Assignment
Extract every line below that contains the word "دستی".
*-*-*
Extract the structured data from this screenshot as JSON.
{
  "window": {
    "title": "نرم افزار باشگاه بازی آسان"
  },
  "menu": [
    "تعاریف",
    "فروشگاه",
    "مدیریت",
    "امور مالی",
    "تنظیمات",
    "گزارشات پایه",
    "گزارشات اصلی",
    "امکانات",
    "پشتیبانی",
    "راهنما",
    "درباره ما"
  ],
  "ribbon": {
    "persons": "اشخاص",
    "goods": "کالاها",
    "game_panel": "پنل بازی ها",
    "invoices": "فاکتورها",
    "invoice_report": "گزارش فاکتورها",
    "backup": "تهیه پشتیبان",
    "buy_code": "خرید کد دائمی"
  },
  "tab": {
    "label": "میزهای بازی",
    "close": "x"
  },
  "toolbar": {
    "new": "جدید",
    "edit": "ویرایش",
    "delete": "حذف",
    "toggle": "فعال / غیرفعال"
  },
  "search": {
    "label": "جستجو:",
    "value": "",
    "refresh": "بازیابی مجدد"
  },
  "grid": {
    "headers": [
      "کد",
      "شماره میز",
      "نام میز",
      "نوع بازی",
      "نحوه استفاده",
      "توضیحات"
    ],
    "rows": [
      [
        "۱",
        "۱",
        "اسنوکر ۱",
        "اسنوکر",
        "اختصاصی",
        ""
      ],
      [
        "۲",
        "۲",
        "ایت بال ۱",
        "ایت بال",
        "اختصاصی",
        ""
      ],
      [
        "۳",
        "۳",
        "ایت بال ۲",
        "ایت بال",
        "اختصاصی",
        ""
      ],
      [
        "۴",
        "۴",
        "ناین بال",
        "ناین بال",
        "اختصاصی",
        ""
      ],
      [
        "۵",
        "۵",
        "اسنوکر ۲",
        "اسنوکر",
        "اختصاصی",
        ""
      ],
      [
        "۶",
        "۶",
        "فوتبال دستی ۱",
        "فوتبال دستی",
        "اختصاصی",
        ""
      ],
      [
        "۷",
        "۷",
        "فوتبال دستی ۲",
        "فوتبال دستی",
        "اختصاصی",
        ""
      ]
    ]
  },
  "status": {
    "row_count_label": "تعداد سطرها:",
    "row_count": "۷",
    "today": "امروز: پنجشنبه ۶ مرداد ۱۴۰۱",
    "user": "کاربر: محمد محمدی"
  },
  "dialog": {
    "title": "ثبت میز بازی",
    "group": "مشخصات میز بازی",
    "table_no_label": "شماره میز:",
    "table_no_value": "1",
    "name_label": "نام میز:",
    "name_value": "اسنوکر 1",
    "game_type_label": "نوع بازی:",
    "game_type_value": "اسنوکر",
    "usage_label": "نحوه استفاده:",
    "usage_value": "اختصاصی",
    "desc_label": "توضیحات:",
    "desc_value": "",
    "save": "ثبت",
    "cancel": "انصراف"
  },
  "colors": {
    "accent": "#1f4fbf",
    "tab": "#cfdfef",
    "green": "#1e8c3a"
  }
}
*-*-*
Answer box
        "فوتبال دستی ۱",
        "فوتبال دستی",
        "فوتبال دستی ۲",
        "فوتبال دستی",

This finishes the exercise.